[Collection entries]
════════

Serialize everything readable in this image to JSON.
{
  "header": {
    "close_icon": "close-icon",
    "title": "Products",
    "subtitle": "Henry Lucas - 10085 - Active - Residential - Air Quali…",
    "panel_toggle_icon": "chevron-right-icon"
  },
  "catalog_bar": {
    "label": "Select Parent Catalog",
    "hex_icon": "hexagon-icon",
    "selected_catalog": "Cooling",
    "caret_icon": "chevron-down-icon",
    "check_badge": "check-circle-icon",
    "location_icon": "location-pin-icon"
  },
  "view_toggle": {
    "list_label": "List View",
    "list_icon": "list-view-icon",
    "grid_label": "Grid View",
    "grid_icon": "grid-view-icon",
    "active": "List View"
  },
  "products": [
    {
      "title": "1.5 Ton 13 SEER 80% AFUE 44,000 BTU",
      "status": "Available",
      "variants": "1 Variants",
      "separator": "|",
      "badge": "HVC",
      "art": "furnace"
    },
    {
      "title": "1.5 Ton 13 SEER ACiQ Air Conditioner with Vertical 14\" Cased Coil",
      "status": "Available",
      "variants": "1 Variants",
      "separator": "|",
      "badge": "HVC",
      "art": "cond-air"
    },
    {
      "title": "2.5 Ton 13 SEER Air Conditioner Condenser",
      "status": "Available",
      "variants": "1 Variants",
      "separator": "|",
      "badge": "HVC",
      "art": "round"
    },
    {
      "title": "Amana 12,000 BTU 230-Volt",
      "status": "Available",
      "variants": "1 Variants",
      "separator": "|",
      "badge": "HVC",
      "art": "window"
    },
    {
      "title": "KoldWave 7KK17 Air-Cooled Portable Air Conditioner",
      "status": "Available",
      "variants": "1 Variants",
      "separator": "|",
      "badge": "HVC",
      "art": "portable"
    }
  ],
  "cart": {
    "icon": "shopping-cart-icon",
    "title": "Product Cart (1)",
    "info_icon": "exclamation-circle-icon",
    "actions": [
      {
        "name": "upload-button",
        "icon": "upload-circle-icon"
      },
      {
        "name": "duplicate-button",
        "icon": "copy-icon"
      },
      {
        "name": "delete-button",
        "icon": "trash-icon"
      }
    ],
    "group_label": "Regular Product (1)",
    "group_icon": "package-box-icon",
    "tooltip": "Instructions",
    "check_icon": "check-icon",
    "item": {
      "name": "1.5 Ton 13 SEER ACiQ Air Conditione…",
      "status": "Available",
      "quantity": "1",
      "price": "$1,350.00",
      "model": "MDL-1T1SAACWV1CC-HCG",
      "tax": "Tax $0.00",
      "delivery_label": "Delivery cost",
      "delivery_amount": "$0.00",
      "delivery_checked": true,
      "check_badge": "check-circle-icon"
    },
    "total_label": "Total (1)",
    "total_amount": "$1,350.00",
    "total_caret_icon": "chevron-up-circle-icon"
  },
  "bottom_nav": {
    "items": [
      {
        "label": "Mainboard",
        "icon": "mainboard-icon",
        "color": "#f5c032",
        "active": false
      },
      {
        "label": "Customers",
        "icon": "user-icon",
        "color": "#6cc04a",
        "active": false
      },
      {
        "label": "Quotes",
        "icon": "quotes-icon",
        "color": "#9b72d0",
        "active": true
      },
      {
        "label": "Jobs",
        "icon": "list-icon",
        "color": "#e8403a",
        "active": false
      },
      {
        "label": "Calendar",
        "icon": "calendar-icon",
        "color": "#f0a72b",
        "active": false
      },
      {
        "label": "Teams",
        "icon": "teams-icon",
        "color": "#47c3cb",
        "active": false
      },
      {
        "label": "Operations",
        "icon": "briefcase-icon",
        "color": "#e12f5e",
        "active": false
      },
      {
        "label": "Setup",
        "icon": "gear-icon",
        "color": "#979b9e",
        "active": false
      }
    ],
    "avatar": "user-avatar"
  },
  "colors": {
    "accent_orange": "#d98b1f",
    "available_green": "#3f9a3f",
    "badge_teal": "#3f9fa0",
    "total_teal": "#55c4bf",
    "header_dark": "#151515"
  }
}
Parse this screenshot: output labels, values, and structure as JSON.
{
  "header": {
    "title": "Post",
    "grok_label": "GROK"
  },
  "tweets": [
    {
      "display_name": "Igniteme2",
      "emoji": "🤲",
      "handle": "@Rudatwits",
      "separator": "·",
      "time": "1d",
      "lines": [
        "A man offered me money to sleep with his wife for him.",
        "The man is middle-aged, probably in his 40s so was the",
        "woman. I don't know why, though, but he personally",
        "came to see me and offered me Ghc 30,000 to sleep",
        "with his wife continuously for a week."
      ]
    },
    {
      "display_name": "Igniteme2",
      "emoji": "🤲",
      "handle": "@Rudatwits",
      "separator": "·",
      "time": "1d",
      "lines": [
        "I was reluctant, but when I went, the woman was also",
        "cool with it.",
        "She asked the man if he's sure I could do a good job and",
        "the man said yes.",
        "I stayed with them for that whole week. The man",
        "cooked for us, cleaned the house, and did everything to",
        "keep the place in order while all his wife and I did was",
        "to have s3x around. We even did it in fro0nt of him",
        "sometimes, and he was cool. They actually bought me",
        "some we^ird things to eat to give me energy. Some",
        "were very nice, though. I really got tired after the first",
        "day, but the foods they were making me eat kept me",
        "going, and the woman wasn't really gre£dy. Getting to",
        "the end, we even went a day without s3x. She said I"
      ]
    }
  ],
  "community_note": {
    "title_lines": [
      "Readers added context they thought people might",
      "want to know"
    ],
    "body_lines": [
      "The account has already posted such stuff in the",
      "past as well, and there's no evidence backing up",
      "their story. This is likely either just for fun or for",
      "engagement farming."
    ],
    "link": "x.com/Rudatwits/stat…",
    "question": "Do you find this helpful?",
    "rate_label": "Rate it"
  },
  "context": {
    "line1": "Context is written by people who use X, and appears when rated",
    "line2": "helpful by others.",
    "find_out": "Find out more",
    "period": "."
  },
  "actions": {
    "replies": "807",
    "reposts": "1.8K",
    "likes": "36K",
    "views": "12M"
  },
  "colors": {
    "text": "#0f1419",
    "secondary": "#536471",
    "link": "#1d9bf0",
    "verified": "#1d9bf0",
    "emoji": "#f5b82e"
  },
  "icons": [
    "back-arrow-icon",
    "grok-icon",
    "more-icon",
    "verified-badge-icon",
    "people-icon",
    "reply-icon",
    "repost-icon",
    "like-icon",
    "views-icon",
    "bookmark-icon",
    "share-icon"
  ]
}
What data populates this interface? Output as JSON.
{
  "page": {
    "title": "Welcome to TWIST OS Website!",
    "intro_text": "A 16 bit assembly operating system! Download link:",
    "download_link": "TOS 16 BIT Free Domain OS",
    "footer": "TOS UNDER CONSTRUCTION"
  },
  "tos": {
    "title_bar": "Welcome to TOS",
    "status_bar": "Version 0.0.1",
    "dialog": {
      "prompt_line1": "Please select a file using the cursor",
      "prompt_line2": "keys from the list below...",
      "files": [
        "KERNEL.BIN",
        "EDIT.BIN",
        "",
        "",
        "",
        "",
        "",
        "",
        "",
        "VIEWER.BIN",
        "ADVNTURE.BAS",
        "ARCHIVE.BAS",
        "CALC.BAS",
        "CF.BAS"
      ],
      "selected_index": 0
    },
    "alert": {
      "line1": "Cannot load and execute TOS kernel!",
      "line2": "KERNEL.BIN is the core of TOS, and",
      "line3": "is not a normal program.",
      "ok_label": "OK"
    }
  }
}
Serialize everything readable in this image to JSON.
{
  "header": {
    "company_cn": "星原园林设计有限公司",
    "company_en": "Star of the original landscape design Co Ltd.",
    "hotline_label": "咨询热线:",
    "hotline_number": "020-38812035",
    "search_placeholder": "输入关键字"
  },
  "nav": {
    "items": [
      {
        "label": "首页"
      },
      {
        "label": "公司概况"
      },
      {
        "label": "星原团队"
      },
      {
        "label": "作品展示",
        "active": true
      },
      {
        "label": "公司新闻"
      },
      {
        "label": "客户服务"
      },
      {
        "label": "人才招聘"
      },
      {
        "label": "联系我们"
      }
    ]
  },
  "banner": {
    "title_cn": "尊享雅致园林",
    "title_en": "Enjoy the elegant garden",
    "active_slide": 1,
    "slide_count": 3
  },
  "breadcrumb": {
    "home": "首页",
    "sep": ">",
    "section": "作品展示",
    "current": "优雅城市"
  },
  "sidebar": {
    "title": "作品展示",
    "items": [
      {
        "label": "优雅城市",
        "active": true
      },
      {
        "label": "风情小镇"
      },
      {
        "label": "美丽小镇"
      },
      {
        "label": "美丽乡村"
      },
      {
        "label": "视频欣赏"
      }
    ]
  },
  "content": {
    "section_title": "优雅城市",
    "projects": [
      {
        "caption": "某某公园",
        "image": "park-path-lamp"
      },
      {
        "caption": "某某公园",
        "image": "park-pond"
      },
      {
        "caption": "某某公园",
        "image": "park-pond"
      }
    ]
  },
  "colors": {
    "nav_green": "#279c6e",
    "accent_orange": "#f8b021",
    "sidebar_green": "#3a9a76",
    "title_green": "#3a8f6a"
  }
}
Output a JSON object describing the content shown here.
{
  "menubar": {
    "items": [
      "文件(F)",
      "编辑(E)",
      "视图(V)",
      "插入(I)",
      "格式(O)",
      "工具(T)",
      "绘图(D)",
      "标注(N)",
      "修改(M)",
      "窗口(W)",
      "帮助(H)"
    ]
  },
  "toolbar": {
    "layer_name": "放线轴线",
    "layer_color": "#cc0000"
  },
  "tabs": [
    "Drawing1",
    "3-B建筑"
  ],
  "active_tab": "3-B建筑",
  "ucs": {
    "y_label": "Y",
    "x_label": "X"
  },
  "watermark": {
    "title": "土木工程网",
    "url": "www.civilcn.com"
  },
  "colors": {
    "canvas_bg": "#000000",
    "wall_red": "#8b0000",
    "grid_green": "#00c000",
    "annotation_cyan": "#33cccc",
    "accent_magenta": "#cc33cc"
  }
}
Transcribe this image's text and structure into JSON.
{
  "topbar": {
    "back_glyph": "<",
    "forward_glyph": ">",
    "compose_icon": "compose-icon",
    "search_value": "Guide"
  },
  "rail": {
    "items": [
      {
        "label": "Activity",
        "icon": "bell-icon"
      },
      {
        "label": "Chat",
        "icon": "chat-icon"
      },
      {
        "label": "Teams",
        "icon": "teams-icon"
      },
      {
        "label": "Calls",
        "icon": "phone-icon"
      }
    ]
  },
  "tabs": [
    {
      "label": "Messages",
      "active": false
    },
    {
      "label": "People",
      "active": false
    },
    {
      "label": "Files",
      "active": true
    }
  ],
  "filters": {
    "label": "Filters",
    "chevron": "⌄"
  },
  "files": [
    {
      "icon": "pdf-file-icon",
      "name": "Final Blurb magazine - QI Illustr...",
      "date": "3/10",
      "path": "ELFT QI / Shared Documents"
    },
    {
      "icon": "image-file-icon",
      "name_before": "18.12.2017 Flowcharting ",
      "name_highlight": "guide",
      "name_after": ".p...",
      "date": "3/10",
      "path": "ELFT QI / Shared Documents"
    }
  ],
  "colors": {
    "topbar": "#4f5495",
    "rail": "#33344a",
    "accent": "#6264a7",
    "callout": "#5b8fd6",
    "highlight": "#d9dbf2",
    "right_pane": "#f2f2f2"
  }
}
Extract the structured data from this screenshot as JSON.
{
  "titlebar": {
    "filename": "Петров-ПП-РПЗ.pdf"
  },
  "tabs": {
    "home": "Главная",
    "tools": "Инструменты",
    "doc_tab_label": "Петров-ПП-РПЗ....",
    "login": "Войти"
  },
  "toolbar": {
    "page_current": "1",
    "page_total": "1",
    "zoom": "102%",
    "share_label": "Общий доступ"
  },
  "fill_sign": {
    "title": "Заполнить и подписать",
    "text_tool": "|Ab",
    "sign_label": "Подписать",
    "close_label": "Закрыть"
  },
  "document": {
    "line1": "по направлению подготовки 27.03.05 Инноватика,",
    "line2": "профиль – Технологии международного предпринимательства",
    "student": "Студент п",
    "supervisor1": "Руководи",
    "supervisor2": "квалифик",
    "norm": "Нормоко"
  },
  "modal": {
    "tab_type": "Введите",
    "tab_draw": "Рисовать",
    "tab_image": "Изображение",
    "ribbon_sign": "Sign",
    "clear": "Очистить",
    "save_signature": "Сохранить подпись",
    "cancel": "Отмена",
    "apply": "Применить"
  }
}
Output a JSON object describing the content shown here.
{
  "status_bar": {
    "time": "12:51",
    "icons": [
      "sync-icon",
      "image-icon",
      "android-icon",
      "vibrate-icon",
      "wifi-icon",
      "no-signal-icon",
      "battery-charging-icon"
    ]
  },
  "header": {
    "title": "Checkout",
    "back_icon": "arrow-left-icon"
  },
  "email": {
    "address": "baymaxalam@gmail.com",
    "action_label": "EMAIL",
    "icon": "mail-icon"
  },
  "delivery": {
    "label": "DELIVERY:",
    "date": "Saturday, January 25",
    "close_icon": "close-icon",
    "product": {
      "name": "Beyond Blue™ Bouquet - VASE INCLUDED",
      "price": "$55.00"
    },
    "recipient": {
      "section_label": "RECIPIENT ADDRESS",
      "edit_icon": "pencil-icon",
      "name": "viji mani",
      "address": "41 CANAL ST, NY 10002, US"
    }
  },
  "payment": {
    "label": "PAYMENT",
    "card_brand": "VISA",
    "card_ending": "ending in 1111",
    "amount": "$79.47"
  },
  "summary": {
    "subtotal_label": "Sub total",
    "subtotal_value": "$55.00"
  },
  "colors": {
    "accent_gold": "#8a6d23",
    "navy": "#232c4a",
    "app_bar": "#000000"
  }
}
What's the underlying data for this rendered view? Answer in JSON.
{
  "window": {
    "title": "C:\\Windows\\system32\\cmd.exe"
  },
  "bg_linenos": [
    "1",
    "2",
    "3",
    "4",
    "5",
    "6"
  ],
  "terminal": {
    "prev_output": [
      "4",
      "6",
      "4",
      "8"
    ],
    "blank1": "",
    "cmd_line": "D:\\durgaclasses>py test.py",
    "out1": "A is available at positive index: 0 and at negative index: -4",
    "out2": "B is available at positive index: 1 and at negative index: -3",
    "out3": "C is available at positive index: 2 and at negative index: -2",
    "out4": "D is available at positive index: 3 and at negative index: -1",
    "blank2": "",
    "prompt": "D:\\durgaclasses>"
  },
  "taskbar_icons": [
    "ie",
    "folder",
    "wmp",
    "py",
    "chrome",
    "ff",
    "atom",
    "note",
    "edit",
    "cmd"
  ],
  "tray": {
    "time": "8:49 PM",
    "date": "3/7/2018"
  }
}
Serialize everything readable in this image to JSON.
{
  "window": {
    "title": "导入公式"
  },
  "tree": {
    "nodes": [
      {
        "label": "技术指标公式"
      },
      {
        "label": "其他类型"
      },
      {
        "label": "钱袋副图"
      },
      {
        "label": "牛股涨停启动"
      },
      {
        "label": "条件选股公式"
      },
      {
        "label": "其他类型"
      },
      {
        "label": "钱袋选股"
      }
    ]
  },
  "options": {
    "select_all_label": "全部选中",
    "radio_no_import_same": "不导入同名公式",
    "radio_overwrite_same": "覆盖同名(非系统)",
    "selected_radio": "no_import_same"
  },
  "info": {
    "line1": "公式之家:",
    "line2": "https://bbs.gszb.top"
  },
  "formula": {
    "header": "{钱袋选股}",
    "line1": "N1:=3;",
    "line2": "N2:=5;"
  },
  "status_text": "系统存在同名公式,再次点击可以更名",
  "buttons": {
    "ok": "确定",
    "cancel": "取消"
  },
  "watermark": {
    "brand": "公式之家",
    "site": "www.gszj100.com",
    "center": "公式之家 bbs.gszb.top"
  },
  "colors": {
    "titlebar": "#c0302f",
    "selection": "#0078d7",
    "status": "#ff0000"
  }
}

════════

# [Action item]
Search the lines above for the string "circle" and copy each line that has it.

# [Solution for this problem]
    "check_badge": "check-circle-icon",
    "info_icon": "exclamation-circle-icon",
        "icon": "upload-circle-icon"
      "check_badge": "check-circle-icon"
    "total_caret_icon": "chevron-up-circle-icon"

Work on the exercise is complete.